There is an oft-repeated story that once when Chet Atkins, at the time the country & western music producer at RCA Victor, was asked to describe the so-called “Nashville sound” he helped to create, he shook the loose change in his pocket and replied, “It’s the sound of money.” His response was not so much evasive as it was a statement of fact, for the post-World War II rise of the Nashville or “countrypolitan” sound was in fact a way to address the general problem of how to make money. Essentially the “Nashville sound” was pop production (studio engineering) applied to country songs. As Michael Jarrett observes, the Nashville sound was an attempt to refashion country & western as “pop music for adults” (p. 256). The two primary architects of the Nashville sound were Chet Atkins at RCA Victor and Owen Bradley at Decca. The Nashville sound might be best understood by looking at the following set of structural oppositions, the features characterizing the “Honky Tonk” sound—the pre-war sound of c&w that continued through the mid-50s or so—on the left, with the features of the Nashville sound on the right:

  • Raw/Cooked
  • Found/Made
  • Folk/Pop
  • Fiddles/Strings
  • Volume/Crooning
  • Kitty Wells/Patsy Cline
  • Jimmie Rodgers/Jim Reeves
  • "T For Texas"/"He’ll Have to Go"
Faced with the competition of rock ‘n’ roll (or “rockabilly”), the country & western industry reinvented itself as a pop music industry, adapting pop music song structures and pop music production (studio engineering). Hence early examples of rock musicians making country albums (e.g., The Byrds’ Sweetheart of the Rodeo, 1968) can be understood not so much as “country rock” but as attempts to recover a rawer, more “authentic” form of country & western music, one that hearkened back to a time prior to the invention of the "slick" Nashville sound.

Wednesday, November 12, 2008

Spider Dreams

The tarantula is clearly the favored arachnid both in music and the movies. Not only does the tarantula have a movie named in its honor (the John Agar-starring Tarantula, 1955), but also a dance. According to the Dictionary of Dance, the tarantella is an Italian folk dance executed in accelerating 3/8 or 6/8 time that takes its name from the Italian seaport of Taranto where, legend has it, in the fourteenth century people who had been bitten by a tarantula contracted tarantism, a peculiar disorder characterized by an uncontrollable need to dance. The supposed cure for tarantism was to dance the tarantella, which was to be performed until the spider’s poison (not deadly, but quite painful) was sweated out of one’s system. There have been ballets based on the tarantella, including Coralli’s La Tarentule (1839), but Swan Lake contains an even more famous instance of the tarantella. Nino Rota drew on Italian folk music to compose a tarantella for The Godfather, while Mario Lanza performs “Tarantella” in For the First Time (1959), his last movie.

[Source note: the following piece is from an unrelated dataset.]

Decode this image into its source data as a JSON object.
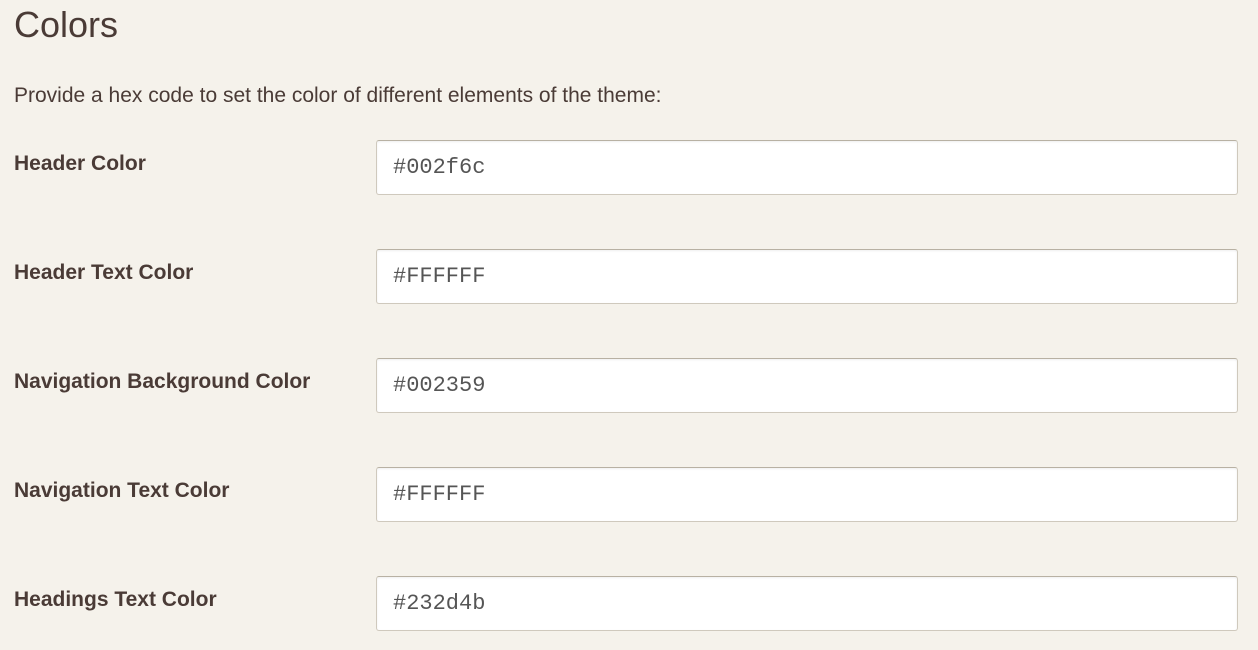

A Few Representative Recordings:

Al Caiola, “Sicilian Tarantella,” Italian Guitars
Charlie Haden Quartet West, “Tarantella +,”
In Angel City
Mario Lanza, “Tarantella,
For the First Time/Mario Lanza Sings Caruso Favorites
The Lounge Lizards, “Tarantella,” Voice of Chunk
Evan Lurie, “Tarantella,”
Selling Water by the Side of the River
Turtle Island String Quartet, “Texas Tarantella,”
Spider Dreams
Squirrel Nut Zippers, “La Grippe,”
The Inevitable Squirrel Nut Zippers
Various, “Tarantella,”
The Alan Lomax Collection: Folk Music and Song of Italy
Various, “Tarantella,”
Music for an Italian Wedding